Canada’s Resolute Forest Products, the world’s largest FSC certified logging company, can no longer hide its’ destructive operations in Quebec and Ontario’s boreal forest behind the FSC label. Yesterday, Resolute had three of its certificates for forest management suspended. FSC auditor, Rainforest Alliance, suspended the certificates because the company had failed to meet a number of key FSC principles, including the free and informed consent of First Nations, the protection of High Conservation Values, and support from stakeholders for its operations.

Suspension of these Resolute certificates is exactly the kind of action needed to boost trust in FSC, the world’s only credible forest certification scheme.

Baby woodland caribou. 04/25/2011 © Gordon Welters / Greenpeace

The suspension of Resolute’s FSC certificates follows a May 2013 complaint filed by the Grand Council of the Crees, which represents nine First Nation communities, as well as complaints filed by Greenpeace and other organisations. To ensure that communities get the benefit from the forest operations that happen on their lands, free and informed consent is one of the fundamental principles of the FSC system. The Grand Council of the Crees, first submitted a formal complaint to FSC in September 2012, but it was not resolved.

As well as violating indigenous peoples’ rights, several of Resolute’s operations in the Canadian Boreal Forest threaten the region’s most ecologically important forest areas and species at risk of extinction, were also subject to complaints. These are the types of logging the FSC should be able to help reform.

The Forest Management (FM) certificates that were suspended prohibit Resolute from labeling their pulp, paper and wood products from 8 million hectares of Boreal Forest in Quebec and Ontario as FSC-certified, severely restricting their marketability. It includes a large portion of Quebec’s iconic Montagnes Blanches Endangered Forest, which is also key habitat for several imperiled caribou herds. We believe that the Resolute suspensions may be the largest in the 20-year history of the FSC.

Poor FSC certificates such as Resolute’s threaten the reputation of the FSC. We are encouraged that FSC and Rainforest Alliance have taken action to ensure compliance with the FSC’s core principles and look forward to further action to uphold and strengthen the FSC standard.

If the Forest Stewardship Council is to maintain its reputation as the highest global certification standard for forest management, it needs to continue to root out the bad certificates, like Resolute, while continuing to support and grow the good operations that are truly meeting or exceeding FSC requirements for well-managed forests.

FSC needs to continue to strengthen quality control, monitoring and enforcement so that responsible retailers and traders, as well as consumers and Greenpeace, can continue to trust that when we buy FSC products we know they are coming from forests that are being protected for their high conservation and social values.
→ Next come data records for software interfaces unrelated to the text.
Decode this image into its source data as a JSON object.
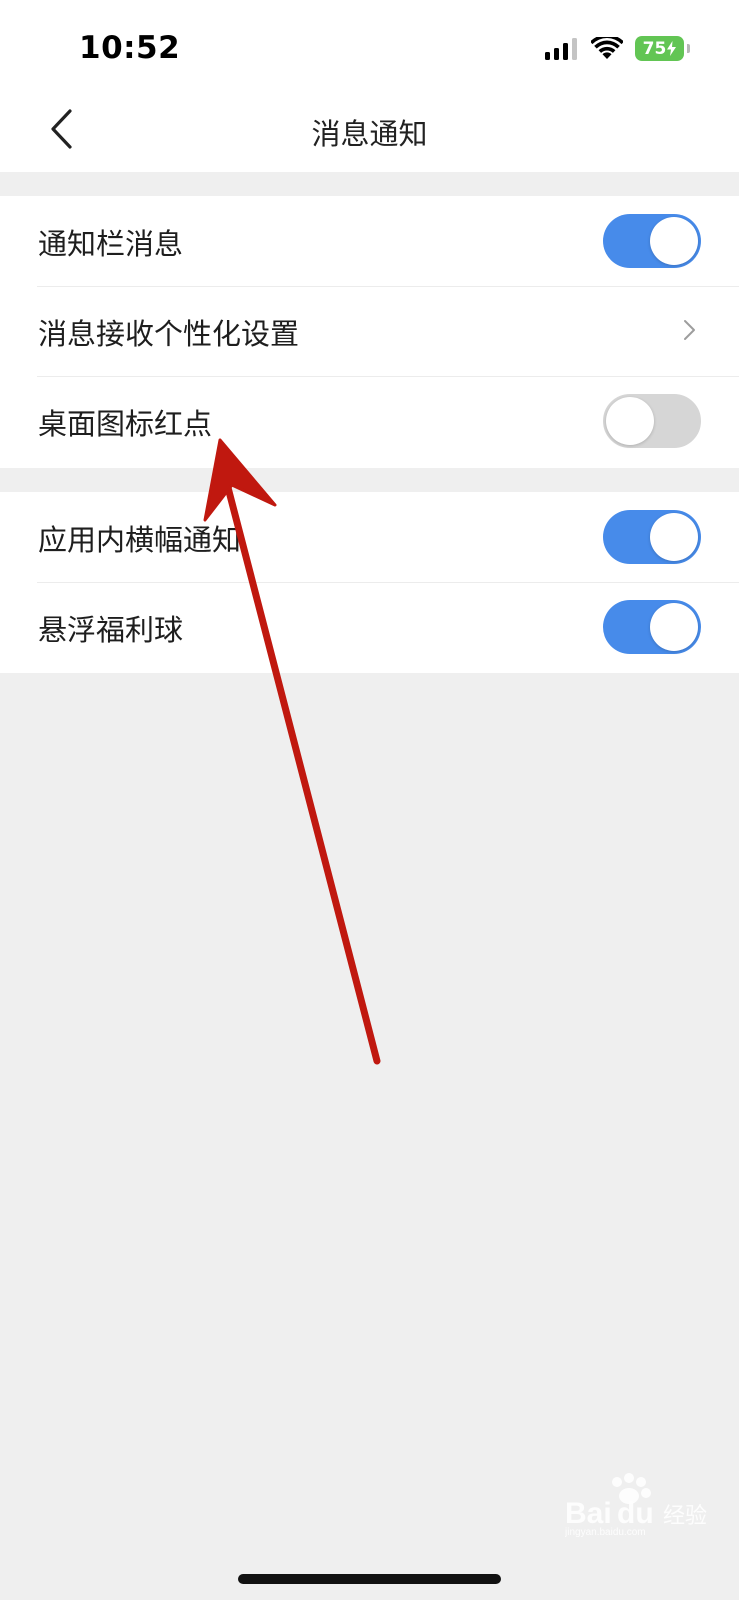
{
  "status_bar": {
    "time": "10:52",
    "battery_level": "75",
    "icons": [
      "signal-icon",
      "wifi-icon",
      "battery-charging-icon"
    ]
  },
  "nav": {
    "title": "消息通知",
    "back_icon": "chevron-left-icon"
  },
  "sections": [
    {
      "rows": [
        {
          "label": "通知栏消息",
          "control": "toggle",
          "enabled": true
        },
        {
          "label": "消息接收个性化设置",
          "control": "chevron"
        },
        {
          "label": "桌面图标红点",
          "control": "toggle",
          "enabled": false
        }
      ]
    },
    {
      "rows": [
        {
          "label": "应用内横幅通知",
          "control": "toggle",
          "enabled": true
        },
        {
          "label": "悬浮福利球",
          "control": "toggle",
          "enabled": true
        }
      ]
    }
  ],
  "colors": {
    "toggle_on": "#478bea",
    "toggle_off": "#d6d6d6",
    "page_background": "#efefef",
    "annotation_arrow": "#c0180f"
  },
  "watermark": {
    "brand": "Baidu经验",
    "url": "jingyan.baidu.com"
  }
}
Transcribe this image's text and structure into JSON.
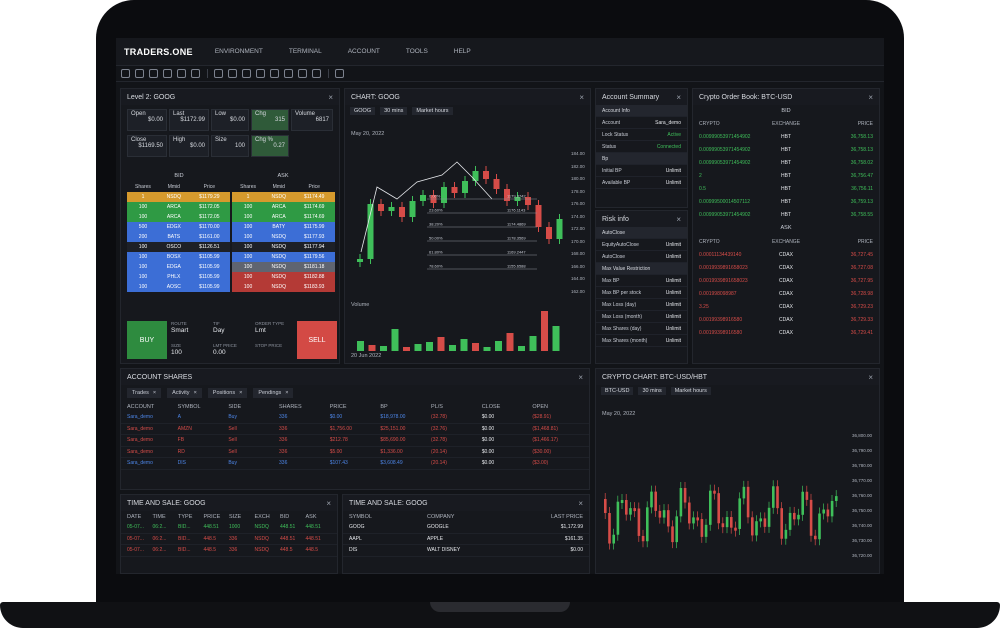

Click here for more information on our campaign to Keep FSC Strong:

Grant Rosoman is Greenpeace’s Global Forest Solutions Project Coordinator.